[Vinny] “We mainly work with Bistro 8 in Vinohrady and Virgin Coffee, and the deal we have with them is very collaborative. We are small fish in a big pond, and so are they, so why don’t we just combine our fish and be bigger fish in a bigger pond? We work together and put the art up in their spaces for free and we sell them and switch them every three or four months. We also throw shows in their spaces where they can make a ton of money on the parties, and we get all the profit from our paintings. So we have this really nice relationship going on.”

[Kilo] “it’s also really nice now because we’re starting to build a community of people who know about the shows and come to every show, and it’s a mix of expats and Czechs as well. But people know that there is going to be an event with live music from Big Kill, new paintings every few months from the three of us, and also supports a local business like Bistro 8. We like the idea of trying to bring people together around art.”

Vinny Bonger,  Big Kill and Kilo Blimp | Photo: Barbora Navrátilová,  Radio Prague International

Why is it so important to work so closely with local businesses, especially at a time right now where inflation is so high and really impacting them?
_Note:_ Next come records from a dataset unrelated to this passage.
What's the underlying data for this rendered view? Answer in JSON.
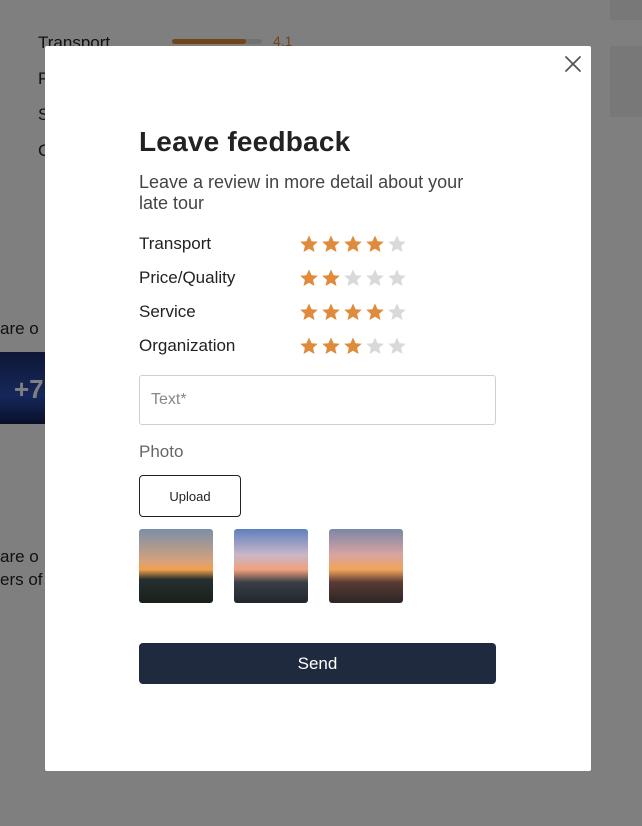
{
  "background": {
    "rows": [
      "Transport",
      "P",
      "S",
      "C"
    ],
    "score": "4.1",
    "score_fraction": 0.82,
    "text_lines": [
      "are o",
      "are o",
      "ers of"
    ],
    "photo_count": "+7"
  },
  "modal": {
    "title": "Leave feedback",
    "subtitle": "Leave a review in more detail about your late tour",
    "ratings": [
      {
        "label": "Transport",
        "value": 4,
        "max": 5
      },
      {
        "label": "Price/Quality",
        "value": 2,
        "max": 5
      },
      {
        "label": "Service",
        "value": 4,
        "max": 5
      },
      {
        "label": "Organization",
        "value": 3,
        "max": 5
      }
    ],
    "text_placeholder": "Text*",
    "photo_label": "Photo",
    "upload_label": "Upload",
    "photos": [
      "sunset-sea-photo",
      "sunset-city-photo",
      "sunset-parking-photo"
    ],
    "send_label": "Send",
    "close_icon": "close-icon"
  },
  "colors": {
    "star_active": "#e08a3c",
    "star_inactive": "#d9d9d9",
    "send_bg": "#1f2a3e"
  }
}
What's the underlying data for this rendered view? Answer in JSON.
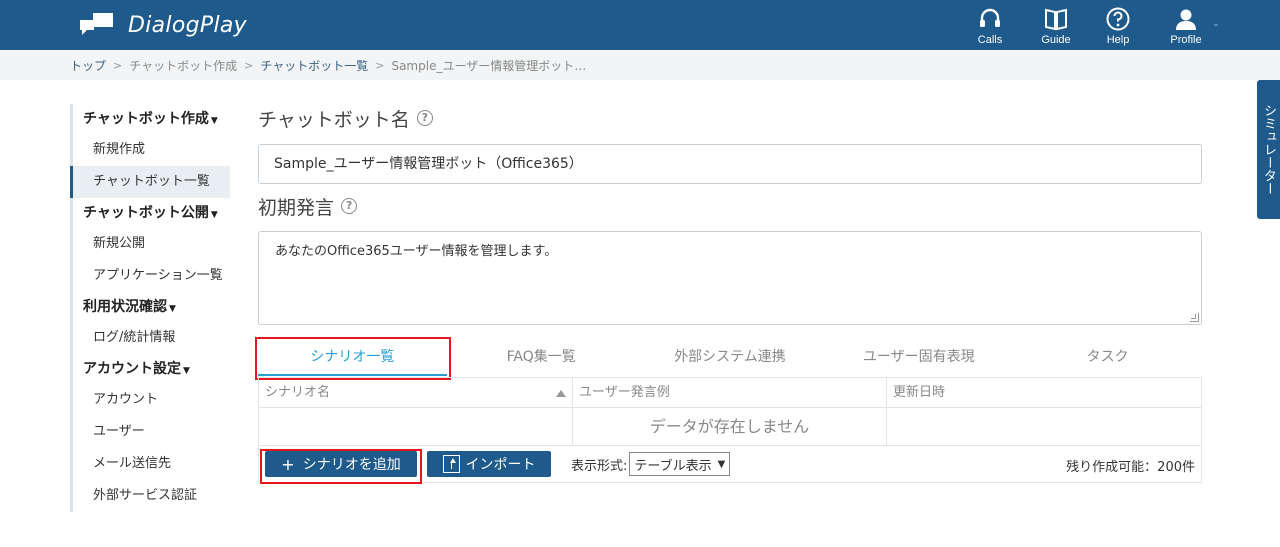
{
  "app": {
    "name": "DialogPlay"
  },
  "header_nav": [
    {
      "label": "Calls",
      "icon": "headset-icon"
    },
    {
      "label": "Guide",
      "icon": "book-icon"
    },
    {
      "label": "Help",
      "icon": "help-icon"
    },
    {
      "label": "Profile",
      "icon": "user-icon"
    }
  ],
  "breadcrumb": {
    "items": [
      "トップ",
      "チャットボット作成",
      "チャットボット一覧"
    ],
    "current": "Sample_ユーザー情報管理ボット…"
  },
  "sidebar": {
    "groups": [
      {
        "title": "チャットボット作成",
        "items": [
          "新規作成",
          "チャットボット一覧"
        ]
      },
      {
        "title": "チャットボット公開",
        "items": [
          "新規公開",
          "アプリケーション一覧"
        ]
      },
      {
        "title": "利用状況確認",
        "items": [
          "ログ/統計情報"
        ]
      },
      {
        "title": "アカウント設定",
        "items": [
          "アカウント",
          "ユーザー",
          "メール送信先",
          "外部サービス認証"
        ]
      }
    ],
    "active_item": "チャットボット一覧"
  },
  "form": {
    "bot_name_label": "チャットボット名",
    "bot_name_value": "Sample_ユーザー情報管理ボット（Office365）",
    "initial_label": "初期発言",
    "initial_value": "あなたのOffice365ユーザー情報を管理します。"
  },
  "tabs": [
    "シナリオ一覧",
    "FAQ集一覧",
    "外部システム連携",
    "ユーザー固有表現",
    "タスク"
  ],
  "table": {
    "columns": [
      "シナリオ名",
      "ユーザー発言例",
      "更新日時"
    ],
    "empty_message": "データが存在しません"
  },
  "footer": {
    "add_button": "シナリオを追加",
    "import_button": "インポート",
    "display_label": "表示形式:",
    "display_value": "テーブル表示",
    "remaining": "残り作成可能：200件"
  },
  "simulator": {
    "label": "シミュレーター"
  },
  "colors": {
    "primary": "#1e5a8b",
    "accent": "#2a9fd6",
    "highlight": "#e3161f"
  }
}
[Vinny] “The relationship started with Honza from Bistro 8 during COVID, he wanted to bring more people into the business, and it started out by us having a mutual love for each other’s work, and then it really started to work for him, more people were coming through Bistro 8 and the paintings were really brightening things up. There wasn’t really a trigger or motivation behind it, it all happened very organically and naturally, and we realized what we were doing as we did it, rather than having a concrete, set methodology.”

[Kilo] “I also think all three of us individually like to do things ourselves and have control over what we’re doing, and build things in an organic, grassroots way.”

When it comes to Prague as a city, since none of you were born and raised here, does anything about the city inspire your work?

[Vinny] “That’s a really hard question. Every time someone asks what inspires my artwork, it’s actually just the conversations I have with Kilo and Big Kill, it’s no specific inspiration. It comes from conversations and the things I see - the bizarre happenings and bizarre conversations we have.”

[Big Kill] “Sometimes these things just stick in your head, and you think “I’ve got to do that, or paint that”. It doesn’t really matter if you’re doing it for money or for yourself - you just can’t really get it out of your head.”

[Vinny] “I think that makes it super original. When we did Cheap Art Supermarket, the idea came from a random conversation we had with each other one night over some beers, it was a joke initially. We just thought ‘do you think we could sell paintings at 69 crowns each?’ And we said, let’s just do it. We just have fun with it, and we have really open ended exhibition topics. Another one we have right now is called ‘Mood’, and everything is happy in it. Our next one is called What is Going On, and that’s going to be based on super random ideas, we don’t have one main source of inspiration.”

[Kilo] “I think one of you two said this already, but all of us just paint because we really love painting, we love making things and that is really our source of inspiration. We want to have fun, and we want to do something together that brings us joy. Outside of that, I don’t think there are specific parts of living in Prague that are inspiring, but we just want to make things that are happy and make other people happy.

You have some pretty big projects coming up that you’ve recently announced, tell us about what’s to come for the collective.

[Vinny] “Coming up soon is our collaboration with a second-hand shop in Prague called Young Dust, we painted a mural there earlier in the year, and now we’re doing an exclusive collection of jackets and pants that are all hand painted, they’re called juicy jackets. We also just got confirmation that we will be doing a big mural in the back garden of Sir Toby’s hostel, and we just got confirmation from the Prague 3 municipality that we will be doing a mural on the side of the FC Viktoria Zizkov stadium. On the more altruistic side, we’re doing a venture with a charity for women who are going through difficult times. We’re creating one painting for them, and we’re giving it away for an auction.”